Admission Requirements

A basic understanding of statistical physics is necessary. Material from Classical Mechanics B is also helpful but not absolutely necessary.


Biophysics is different from “ordinary” physics as it studies systems that came about by evolution. In this course you learn that quantitative theoretical physics approaches are an essential ingredient to understand biological systems. This course treats biophysics at a level appropriate to MSc students: a mix of lectures, in-class discussions, reading assignments, homework, and student presentations of recent scientific papers. The following topics are discussed:
1. DNA packaging into nucleosomes, including worm-like chain, nucleosome breathing, micromanipulation experiments, Euler elasticas, Kirchhoff kinetic analogy, dynamical force spectroscopy
2. Polymer physics and critical phenomena, including random and self-avoiding walks, Flory argument, blob picture, critical points in ferromagnet systems, n-vector model, the limit n=0 as self-avoiding loops
3. DNA melting, including the Poland-Scheraga model, its partition function and the corresponding melting curve. Does DNA melt via a first-order phase transition? The answer lies in the Chapter 2 on polymer physics.

Course Objectives

After completion of this course, you will be able to:

  • Solve complicated problems in DNA mechanics and DNA melting

  • Analyze scientific papers in biophysics and present the essence thereof to an audience

  • Critically assess the usefulness of handwaving explanations of results found in biophysics experiments

Generic Skills (Soft Skills)

You will be able to:

  •  master a new field of study in biophysics within a given time period

  •  present your findings to fellow students in a convincing and inspiring way


Physics Schedule

Mode of instruction

mix of lectures, in-class discussions, reading assignments, homework, and student presentations of recent scientific papers

Assessment method

The final grade is composed of three components: student presentation of a recent research paper (6/10th), homework (2/10) and final test (2/10).


Summary of each lecture, homework sheets, scientific papers (to be presented by students), reading assignments and scripts for parts of the lecture
To have access to Blackboard you need a ULCN-account.Blackboard UL

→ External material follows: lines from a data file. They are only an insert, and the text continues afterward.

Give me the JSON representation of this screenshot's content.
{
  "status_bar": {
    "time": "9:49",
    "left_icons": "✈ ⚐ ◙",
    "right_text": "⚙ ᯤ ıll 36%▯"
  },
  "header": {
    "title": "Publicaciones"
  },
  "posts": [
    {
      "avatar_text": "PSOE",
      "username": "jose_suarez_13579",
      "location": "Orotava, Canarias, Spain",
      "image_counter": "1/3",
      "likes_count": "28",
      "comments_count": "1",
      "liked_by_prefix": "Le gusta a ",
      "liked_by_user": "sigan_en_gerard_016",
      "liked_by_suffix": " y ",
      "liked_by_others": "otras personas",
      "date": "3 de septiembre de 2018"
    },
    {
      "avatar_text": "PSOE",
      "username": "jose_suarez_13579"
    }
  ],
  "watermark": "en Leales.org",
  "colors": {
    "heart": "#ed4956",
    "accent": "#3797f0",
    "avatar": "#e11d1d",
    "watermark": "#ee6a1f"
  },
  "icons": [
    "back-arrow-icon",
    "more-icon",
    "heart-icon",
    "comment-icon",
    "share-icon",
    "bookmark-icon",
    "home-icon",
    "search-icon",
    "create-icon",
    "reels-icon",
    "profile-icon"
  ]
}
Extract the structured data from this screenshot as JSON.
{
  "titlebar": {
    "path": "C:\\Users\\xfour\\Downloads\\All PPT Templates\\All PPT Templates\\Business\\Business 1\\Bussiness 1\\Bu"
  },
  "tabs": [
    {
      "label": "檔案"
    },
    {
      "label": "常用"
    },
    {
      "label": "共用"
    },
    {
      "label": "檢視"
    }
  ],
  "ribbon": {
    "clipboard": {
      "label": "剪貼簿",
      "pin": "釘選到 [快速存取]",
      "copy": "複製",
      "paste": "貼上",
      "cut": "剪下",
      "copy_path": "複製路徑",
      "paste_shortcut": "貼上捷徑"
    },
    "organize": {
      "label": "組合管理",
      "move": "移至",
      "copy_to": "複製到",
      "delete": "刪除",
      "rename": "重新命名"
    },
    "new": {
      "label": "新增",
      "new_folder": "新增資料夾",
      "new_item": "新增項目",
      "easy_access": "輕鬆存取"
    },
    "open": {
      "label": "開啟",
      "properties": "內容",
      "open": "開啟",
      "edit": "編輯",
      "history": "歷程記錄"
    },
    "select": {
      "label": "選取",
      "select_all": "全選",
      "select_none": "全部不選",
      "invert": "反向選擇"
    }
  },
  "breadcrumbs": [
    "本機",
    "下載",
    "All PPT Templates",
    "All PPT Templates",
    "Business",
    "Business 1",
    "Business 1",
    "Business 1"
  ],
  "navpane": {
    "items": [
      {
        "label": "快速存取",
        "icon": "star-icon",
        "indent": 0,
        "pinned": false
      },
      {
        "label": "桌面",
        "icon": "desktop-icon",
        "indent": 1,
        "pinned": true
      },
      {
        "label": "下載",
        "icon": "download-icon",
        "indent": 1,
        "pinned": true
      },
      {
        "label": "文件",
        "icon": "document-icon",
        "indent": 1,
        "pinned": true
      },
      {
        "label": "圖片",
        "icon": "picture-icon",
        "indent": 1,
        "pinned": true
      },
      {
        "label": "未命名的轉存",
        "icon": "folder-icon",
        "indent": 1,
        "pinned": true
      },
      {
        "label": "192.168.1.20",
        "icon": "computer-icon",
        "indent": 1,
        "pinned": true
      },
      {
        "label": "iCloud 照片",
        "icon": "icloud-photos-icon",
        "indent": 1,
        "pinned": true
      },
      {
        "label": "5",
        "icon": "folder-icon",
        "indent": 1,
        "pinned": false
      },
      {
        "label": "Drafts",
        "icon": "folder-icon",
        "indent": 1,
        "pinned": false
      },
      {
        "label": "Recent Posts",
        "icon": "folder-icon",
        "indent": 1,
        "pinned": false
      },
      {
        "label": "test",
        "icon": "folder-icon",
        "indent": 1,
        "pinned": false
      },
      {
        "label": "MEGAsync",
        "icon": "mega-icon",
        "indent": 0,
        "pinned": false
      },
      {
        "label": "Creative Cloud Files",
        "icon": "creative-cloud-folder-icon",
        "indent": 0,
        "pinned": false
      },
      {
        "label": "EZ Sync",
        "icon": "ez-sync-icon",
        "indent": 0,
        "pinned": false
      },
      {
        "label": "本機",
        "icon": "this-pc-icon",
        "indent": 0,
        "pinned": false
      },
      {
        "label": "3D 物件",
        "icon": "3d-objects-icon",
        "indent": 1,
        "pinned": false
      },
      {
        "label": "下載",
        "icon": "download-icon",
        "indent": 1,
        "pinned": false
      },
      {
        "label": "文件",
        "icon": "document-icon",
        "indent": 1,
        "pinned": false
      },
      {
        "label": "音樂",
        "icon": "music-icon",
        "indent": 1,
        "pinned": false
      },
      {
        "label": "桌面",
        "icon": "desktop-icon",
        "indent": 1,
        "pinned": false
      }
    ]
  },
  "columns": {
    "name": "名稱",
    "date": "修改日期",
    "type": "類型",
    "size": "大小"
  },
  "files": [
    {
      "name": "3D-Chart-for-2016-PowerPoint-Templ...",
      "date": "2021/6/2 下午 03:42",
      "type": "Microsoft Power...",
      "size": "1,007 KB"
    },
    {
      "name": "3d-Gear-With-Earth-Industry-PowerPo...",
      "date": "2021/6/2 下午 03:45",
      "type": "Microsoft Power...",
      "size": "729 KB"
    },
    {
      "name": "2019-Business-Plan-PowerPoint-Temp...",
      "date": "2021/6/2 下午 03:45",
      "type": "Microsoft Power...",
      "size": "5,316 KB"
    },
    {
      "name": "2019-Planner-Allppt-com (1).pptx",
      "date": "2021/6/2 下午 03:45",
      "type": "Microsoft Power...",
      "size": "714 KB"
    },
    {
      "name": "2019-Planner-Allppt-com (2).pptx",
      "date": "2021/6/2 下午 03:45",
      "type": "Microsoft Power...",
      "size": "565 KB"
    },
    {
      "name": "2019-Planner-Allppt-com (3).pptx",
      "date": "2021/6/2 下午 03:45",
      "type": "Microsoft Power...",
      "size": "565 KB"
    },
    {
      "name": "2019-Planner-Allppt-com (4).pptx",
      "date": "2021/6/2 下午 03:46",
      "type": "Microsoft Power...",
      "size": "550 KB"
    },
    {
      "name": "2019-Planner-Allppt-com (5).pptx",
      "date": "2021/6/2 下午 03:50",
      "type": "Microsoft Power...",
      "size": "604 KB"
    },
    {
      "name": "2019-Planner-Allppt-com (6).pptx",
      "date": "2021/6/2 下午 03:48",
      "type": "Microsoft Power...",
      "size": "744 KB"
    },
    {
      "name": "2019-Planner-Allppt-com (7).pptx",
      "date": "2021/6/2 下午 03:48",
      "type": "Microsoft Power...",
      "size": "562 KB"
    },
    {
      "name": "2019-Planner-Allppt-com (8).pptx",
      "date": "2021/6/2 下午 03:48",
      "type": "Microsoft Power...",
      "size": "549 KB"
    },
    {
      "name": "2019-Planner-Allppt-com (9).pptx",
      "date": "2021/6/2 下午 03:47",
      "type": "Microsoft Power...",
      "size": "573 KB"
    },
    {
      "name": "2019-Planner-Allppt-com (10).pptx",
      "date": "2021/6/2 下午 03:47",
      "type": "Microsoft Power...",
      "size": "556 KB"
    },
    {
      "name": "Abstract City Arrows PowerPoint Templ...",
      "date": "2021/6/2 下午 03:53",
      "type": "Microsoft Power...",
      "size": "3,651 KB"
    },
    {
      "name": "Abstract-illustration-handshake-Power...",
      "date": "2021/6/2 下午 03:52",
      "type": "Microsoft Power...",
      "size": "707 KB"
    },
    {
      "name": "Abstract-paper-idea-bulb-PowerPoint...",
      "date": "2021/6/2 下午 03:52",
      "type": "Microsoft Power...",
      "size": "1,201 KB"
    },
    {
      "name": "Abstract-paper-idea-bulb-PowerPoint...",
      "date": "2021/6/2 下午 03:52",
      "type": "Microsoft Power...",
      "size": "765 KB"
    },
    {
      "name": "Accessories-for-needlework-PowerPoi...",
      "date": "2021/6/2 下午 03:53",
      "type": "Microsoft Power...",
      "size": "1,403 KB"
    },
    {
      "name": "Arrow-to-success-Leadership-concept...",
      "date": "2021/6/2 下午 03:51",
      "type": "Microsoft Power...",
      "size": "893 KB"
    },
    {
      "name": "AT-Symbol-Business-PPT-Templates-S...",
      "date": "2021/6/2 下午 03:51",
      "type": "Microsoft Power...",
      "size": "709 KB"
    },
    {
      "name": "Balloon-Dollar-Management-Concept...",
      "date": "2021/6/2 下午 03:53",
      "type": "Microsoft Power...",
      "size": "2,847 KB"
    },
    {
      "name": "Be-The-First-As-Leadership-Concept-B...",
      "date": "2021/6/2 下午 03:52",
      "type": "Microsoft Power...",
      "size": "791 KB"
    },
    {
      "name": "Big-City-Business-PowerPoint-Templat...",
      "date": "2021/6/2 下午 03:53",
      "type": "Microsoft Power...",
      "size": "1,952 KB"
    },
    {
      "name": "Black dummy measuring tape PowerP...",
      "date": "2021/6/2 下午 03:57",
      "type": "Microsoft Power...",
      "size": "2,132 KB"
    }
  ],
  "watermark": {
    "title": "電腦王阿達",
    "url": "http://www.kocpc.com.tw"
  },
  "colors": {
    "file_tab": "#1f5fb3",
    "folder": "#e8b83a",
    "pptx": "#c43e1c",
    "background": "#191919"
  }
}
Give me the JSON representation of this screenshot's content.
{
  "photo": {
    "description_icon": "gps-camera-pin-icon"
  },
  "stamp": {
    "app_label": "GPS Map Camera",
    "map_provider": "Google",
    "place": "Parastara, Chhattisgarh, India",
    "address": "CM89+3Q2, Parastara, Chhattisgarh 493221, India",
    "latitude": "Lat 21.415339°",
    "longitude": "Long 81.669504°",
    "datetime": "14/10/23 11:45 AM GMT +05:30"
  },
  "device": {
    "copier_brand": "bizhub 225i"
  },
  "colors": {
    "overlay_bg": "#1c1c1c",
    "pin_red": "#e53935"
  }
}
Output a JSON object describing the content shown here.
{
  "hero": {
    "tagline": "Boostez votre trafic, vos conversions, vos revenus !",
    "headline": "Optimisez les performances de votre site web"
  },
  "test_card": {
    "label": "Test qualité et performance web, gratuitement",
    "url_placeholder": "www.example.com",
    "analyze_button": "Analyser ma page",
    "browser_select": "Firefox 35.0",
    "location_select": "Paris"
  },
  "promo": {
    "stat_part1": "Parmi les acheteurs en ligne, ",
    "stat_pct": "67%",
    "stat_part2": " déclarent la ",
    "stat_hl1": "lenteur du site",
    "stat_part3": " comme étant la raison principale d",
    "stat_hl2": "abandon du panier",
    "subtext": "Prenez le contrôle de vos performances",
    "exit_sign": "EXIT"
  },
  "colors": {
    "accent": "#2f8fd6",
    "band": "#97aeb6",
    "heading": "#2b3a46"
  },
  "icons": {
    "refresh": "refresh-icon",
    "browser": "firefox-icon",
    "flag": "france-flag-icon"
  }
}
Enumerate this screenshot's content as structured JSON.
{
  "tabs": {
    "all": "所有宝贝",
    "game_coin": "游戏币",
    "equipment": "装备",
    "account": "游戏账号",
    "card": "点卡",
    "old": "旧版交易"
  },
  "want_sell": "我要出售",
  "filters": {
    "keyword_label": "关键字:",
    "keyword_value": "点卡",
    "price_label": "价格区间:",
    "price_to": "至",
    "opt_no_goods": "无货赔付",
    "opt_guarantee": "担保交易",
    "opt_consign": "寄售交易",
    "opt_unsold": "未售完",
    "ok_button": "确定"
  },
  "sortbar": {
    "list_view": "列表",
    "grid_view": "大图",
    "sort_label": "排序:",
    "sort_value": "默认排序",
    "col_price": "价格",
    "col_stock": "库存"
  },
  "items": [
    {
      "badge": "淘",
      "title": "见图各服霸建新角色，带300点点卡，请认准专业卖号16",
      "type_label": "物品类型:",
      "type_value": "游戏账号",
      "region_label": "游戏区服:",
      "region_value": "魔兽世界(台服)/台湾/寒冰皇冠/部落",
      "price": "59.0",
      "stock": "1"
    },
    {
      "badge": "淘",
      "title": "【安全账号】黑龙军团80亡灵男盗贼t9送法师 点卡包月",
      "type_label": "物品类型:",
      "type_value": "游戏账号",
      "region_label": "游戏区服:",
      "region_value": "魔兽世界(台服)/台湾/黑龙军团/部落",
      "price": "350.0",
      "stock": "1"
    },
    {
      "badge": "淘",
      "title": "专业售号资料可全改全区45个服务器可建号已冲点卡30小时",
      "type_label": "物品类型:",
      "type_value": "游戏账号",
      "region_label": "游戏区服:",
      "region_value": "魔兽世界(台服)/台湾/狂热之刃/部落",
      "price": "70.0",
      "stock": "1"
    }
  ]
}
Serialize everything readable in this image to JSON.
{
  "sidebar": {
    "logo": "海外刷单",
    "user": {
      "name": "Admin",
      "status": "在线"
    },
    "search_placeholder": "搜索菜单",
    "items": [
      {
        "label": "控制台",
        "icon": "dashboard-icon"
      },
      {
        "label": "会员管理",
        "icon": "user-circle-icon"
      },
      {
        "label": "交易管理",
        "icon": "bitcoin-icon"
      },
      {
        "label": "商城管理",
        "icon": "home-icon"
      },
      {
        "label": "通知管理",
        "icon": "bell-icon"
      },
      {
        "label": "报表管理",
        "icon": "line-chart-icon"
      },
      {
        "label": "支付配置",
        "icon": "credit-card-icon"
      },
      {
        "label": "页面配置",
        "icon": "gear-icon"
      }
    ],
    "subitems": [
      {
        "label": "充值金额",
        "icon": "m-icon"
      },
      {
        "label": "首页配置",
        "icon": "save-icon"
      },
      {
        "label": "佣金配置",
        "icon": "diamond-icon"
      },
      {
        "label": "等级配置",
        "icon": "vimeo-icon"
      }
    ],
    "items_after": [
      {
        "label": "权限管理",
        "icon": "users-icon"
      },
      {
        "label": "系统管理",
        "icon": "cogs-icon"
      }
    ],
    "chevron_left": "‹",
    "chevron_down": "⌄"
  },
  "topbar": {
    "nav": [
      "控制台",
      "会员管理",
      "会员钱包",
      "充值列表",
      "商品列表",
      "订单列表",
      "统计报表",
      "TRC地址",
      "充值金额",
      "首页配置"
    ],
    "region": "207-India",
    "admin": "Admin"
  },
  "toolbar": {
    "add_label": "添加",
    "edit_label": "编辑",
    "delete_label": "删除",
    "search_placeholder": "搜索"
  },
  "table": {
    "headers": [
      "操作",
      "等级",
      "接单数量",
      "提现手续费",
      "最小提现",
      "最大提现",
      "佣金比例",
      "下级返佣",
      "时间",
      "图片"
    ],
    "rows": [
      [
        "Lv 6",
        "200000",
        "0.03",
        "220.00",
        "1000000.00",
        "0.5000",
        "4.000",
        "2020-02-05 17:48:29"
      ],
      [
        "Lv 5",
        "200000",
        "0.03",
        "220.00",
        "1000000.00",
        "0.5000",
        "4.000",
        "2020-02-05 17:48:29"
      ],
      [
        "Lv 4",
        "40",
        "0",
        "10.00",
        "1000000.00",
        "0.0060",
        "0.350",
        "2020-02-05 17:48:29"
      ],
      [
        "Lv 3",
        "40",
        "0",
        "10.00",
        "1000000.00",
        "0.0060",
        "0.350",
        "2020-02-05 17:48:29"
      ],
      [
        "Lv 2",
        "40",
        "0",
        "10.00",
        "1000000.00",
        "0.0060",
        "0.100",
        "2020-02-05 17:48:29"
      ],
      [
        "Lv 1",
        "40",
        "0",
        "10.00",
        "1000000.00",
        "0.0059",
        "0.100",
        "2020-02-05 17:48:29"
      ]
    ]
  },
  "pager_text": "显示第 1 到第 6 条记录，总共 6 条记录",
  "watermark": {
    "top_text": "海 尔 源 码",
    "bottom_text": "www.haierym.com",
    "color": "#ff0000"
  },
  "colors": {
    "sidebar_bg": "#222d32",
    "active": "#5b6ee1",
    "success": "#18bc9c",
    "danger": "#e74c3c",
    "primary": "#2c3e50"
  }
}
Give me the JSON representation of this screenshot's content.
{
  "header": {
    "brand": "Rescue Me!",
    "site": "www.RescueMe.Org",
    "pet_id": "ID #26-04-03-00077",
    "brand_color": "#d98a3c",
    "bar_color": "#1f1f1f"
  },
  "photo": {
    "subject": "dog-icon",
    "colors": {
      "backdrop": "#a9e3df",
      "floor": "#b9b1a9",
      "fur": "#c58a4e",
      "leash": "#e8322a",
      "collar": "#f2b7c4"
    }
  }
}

Reading list

Suggested reading material: H. Schiessel: “Biophysics for Beginners: Journey through the Cell Nucleus” Pan Stanford Publishing,


Lecturer: Prof.dr. H. Schiessel (Helmut)